    The bathroom is shining and new, a tiny morning sun rising under the stairs.

    Mother slaps her hands together one-two, smiles at H.

    “We’re handy, aren’t we?”

    H smiles, not answering yes or no, not knowing how he’s expected to commit to this efficiency. He is somber and worried.

    H has hidden the gold adhesive letters under the bed and in his shirt drawer. They are sacred and baffling. He thinks about owning, having. He never wants to decide on a color for a bathroom; never wants to flirt with the ugly hardware man; never wants to walk confidently into a room, smiling, with his hand extended.

    H wants to be invisible. A ghost. A fine, evening mist.

    It comes to him, like a fever, through his toes to the ends of his ears—bright pink. He fingers his lobes—rubber, elastic—nudges the knotted lines of embroidery on the quilt his mother has hand-stitched for his bed. Each uniform square is another bird: Robin. Finch. Eagle. Blue jay. Boxes bordered with solid, green squares with white stitches running through.
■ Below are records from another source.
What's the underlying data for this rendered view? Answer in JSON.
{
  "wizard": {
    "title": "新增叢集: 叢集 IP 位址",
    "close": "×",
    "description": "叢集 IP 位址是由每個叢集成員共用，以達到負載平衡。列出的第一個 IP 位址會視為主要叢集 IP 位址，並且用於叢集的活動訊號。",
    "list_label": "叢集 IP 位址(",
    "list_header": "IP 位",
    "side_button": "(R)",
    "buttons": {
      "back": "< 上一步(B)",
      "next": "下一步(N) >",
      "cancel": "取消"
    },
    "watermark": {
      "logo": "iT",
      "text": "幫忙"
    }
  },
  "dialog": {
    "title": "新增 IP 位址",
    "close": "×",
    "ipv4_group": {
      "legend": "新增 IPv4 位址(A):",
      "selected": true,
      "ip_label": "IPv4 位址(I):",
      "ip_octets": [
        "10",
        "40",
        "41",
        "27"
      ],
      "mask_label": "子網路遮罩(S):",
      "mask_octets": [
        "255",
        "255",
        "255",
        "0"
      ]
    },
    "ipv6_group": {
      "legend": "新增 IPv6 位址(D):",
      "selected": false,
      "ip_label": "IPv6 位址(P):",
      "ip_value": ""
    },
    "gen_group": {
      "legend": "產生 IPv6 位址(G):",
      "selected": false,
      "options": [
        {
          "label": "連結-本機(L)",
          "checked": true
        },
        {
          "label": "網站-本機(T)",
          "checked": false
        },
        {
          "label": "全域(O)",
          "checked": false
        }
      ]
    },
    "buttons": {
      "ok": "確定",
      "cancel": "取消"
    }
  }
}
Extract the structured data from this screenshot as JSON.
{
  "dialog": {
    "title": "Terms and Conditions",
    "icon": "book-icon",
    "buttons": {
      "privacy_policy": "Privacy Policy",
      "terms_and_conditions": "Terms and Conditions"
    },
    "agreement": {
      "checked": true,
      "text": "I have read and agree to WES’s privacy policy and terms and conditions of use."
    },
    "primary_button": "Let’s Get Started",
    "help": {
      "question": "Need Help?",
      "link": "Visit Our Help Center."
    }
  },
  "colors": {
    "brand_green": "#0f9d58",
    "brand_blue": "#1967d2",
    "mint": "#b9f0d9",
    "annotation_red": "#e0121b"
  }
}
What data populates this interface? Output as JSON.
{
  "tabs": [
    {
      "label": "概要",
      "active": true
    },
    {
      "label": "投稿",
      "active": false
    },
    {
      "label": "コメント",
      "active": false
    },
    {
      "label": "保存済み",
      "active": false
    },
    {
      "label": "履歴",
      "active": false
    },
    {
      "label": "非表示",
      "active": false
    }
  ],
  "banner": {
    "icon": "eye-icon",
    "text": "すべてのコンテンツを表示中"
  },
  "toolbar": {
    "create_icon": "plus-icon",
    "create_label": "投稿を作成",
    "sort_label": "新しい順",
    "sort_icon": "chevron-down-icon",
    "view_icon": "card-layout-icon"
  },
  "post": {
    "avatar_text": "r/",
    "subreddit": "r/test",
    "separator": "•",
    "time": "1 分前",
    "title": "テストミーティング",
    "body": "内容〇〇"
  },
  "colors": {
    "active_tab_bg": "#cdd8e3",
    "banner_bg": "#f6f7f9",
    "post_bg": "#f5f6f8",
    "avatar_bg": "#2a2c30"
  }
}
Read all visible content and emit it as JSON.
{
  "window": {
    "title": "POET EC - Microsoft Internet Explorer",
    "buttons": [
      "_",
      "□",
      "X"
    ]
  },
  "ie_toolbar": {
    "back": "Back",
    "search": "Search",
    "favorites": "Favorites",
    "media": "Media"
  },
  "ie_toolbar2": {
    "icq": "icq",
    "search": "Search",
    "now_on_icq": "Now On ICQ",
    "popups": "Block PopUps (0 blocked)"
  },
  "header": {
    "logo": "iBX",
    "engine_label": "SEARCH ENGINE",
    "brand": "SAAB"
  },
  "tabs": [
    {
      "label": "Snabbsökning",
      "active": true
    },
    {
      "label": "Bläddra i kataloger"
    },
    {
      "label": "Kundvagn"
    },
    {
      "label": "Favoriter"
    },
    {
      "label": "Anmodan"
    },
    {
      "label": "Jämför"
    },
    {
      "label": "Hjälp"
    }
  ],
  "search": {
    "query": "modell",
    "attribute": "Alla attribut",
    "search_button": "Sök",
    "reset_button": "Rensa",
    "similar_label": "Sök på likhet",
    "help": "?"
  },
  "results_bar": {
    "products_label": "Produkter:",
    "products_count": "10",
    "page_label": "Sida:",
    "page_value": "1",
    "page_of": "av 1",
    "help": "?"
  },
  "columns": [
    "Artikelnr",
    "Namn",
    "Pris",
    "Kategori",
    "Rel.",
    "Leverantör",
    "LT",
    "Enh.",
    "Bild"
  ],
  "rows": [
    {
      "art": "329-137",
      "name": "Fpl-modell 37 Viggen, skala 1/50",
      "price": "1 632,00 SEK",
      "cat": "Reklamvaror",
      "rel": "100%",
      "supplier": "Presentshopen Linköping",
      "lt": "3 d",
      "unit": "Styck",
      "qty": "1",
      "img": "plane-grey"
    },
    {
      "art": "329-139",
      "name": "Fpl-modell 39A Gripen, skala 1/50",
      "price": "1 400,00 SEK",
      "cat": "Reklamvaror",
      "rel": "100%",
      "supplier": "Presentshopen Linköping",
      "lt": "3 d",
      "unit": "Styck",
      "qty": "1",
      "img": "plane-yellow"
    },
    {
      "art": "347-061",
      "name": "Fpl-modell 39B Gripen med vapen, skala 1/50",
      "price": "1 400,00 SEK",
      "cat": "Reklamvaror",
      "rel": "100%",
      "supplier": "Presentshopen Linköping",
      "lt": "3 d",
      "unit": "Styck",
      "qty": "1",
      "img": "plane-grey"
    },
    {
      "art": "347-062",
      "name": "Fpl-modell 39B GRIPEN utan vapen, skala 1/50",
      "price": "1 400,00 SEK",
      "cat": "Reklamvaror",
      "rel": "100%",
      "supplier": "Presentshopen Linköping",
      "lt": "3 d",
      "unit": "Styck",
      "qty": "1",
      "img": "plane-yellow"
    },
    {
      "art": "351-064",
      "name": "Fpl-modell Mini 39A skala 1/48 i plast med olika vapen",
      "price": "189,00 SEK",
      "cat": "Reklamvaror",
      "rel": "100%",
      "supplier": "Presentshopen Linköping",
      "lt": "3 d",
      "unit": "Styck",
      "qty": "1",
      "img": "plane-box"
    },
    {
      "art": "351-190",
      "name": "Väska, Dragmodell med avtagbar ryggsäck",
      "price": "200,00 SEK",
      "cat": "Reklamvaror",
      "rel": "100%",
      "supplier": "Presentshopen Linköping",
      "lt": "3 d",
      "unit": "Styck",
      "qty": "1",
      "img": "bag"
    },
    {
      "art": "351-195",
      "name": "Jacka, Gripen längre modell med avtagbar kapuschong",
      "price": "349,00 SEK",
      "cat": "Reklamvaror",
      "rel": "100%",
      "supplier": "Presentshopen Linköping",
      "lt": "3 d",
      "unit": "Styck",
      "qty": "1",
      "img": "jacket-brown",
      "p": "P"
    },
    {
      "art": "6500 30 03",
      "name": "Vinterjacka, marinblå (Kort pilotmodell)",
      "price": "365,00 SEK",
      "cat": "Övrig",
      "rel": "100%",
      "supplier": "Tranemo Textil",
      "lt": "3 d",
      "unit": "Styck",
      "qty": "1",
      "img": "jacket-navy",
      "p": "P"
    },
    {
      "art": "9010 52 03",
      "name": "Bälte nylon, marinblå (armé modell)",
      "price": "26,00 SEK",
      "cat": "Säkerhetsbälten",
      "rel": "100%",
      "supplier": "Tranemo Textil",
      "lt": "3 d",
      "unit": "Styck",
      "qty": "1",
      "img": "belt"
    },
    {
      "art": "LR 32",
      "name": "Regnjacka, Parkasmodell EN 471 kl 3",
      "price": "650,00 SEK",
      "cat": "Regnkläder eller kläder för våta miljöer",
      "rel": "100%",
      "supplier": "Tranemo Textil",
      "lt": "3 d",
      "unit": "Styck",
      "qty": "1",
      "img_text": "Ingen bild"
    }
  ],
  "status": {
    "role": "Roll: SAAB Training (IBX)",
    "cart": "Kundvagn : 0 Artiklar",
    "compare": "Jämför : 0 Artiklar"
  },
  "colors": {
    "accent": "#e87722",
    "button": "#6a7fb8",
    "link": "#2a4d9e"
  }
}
    Theft: the moment of decision. This will be his sentence: to take quietly in the slanting light of day. Beyond his mother, beyond the canary, beyond the tiny specks of yellow accidentally splayed onto the wooden floor by her waving brush.

    Later, framed by dim afternoon light, H lies on the floor in the foyer, picking slowly at the freckled flecks. A tiny chip, a memory, a dream—his cheek flat against the hard, unforgiving wood as his finger traces each glossy pinpoint. The floor is endless and cold, the oak slats running away, taunting, daring him to think as far as infinity while his mother is shopping at the market. He falls asleep this way, across the doorway, face first. His mother returns, a shuffle of bags and carrots and cartons of milk. A jostle of keys. Heels. Perfume. When she turns, she believes H is dead.




Sherrie Flick is author of the flash fiction chapbook I Call This Flirting (Flume Press). Recent anthologies include two from Norton: New Sudden Fiction and Flash Fiction Forward as well as You Have Time for This (Ooligan Press). A recipient of a 2007 Pennsylvania Council on the Arts Individual Artist Fellowship, she lives in Pittsburgh where she is co-founder and artistic director of the Gist Street Reading Series.







photo by Heather Mull




Back to Freight Stories No. 1

 

Sherrie Flick

Inside, No, Further In:

Two Stories